Page and application data records:

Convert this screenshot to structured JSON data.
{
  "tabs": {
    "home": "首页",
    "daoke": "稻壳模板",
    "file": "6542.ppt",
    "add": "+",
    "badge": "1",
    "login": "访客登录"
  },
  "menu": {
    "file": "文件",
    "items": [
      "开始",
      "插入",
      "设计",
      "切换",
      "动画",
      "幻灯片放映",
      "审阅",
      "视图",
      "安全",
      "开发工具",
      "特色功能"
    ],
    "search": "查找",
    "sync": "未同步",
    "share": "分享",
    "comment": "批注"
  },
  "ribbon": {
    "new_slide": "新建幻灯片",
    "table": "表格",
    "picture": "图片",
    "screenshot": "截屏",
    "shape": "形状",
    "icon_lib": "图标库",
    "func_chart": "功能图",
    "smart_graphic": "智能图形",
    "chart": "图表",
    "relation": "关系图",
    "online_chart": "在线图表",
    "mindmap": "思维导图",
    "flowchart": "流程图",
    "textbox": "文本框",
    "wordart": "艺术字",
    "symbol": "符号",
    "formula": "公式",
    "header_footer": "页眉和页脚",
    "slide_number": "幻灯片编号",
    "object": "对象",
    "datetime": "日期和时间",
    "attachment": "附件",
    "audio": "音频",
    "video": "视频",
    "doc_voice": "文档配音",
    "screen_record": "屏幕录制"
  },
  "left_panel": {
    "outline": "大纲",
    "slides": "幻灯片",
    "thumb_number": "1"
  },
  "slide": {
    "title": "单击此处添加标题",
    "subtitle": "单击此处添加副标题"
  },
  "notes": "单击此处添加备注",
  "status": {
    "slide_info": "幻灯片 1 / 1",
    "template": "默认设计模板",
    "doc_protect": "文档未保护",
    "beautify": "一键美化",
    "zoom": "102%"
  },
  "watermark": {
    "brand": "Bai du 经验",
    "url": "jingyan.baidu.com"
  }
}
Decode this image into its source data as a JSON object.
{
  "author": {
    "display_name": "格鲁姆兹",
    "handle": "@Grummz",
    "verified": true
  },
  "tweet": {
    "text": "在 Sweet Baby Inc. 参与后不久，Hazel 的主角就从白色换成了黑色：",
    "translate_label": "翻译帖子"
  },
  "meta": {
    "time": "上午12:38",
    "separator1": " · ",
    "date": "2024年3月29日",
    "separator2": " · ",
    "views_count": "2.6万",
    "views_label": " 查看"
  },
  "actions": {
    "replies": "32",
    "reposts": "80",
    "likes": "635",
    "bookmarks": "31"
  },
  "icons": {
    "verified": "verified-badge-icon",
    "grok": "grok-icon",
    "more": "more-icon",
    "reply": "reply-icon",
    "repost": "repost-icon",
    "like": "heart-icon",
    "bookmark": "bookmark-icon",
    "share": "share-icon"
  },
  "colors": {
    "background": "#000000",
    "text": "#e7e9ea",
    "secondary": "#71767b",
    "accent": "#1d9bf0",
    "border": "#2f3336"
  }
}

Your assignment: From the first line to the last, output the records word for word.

Response:
Convert this screenshot to structured JSON data.
{
  "tabs": {
    "home": "首页",
    "daoke": "稻壳模板",
    "file": "6542.ppt",
    "add": "+",
    "badge": "1",
    "login": "访客登录"
  },
  "menu": {
    "file": "文件",
    "items": [
      "开始",
      "插入",
      "设计",
      "切换",
      "动画",
      "幻灯片放映",
      "审阅",
      "视图",
      "安全",
      "开发工具",
      "特色功能"
    ],
    "search": "查找",
    "sync": "未同步",
    "share": "分享",
    "comment": "批注"
  },
  "ribbon": {
    "new_slide": "新建幻灯片",
    "table": "表格",
    "picture": "图片",
    "screenshot": "截屏",
    "shape": "形状",
    "icon_lib": "图标库",
    "func_chart": "功能图",
    "smart_graphic": "智能图形",
    "chart": "图表",
    "relation": "关系图",
    "online_chart": "在线图表",
    "mindmap": "思维导图",
    "flowchart": "流程图",
    "textbox": "文本框",
    "wordart": "艺术字",
    "symbol": "符号",
    "formula": "公式",
    "header_footer": "页眉和页脚",
    "slide_number": "幻灯片编号",
    "object": "对象",
    "datetime": "日期和时间",
    "attachment": "附件",
    "audio": "音频",
    "video": "视频",
    "doc_voice": "文档配音",
    "screen_record": "屏幕录制"
  },
  "left_panel": {
    "outline": "大纲",
    "slides": "幻灯片",
    "thumb_number": "1"
  },
  "slide": {
    "title": "单击此处添加标题",
    "subtitle": "单击此处添加副标题"
  },
  "notes": "单击此处添加备注",
  "status": {
    "slide_info": "幻灯片 1 / 1",
    "template": "默认设计模板",
    "doc_protect": "文档未保护",
    "beautify": "一键美化",
    "zoom": "102%"
  },
  "watermark": {
    "brand": "Bai du 经验",
    "url": "jingyan.baidu.com"
  }
}
Decode this image into its source data as a JSON object.
{
  "author": {
    "display_name": "格鲁姆兹",
    "handle": "@Grummz",
    "verified": true
  },
  "tweet": {
    "text": "在 Sweet Baby Inc. 参与后不久，Hazel 的主角就从白色换成了黑色：",
    "translate_label": "翻译帖子"
  },
  "meta": {
    "time": "上午12:38",
    "separator1": " · ",
    "date": "2024年3月29日",
    "separator2": " · ",
    "views_count": "2.6万",
    "views_label": " 查看"
  },
  "actions": {
    "replies": "32",
    "reposts": "80",
    "likes": "635",
    "bookmarks": "31"
  },
  "icons": {
    "verified": "verified-badge-icon",
    "grok": "grok-icon",
    "more": "more-icon",
    "reply": "reply-icon",
    "repost": "repost-icon",
    "like": "heart-icon",
    "bookmark": "bookmark-icon",
    "share": "share-icon"
  },
  "colors": {
    "background": "#000000",
    "text": "#e7e9ea",
    "secondary": "#71767b",
    "accent": "#1d9bf0",
    "border": "#2f3336"
  }
}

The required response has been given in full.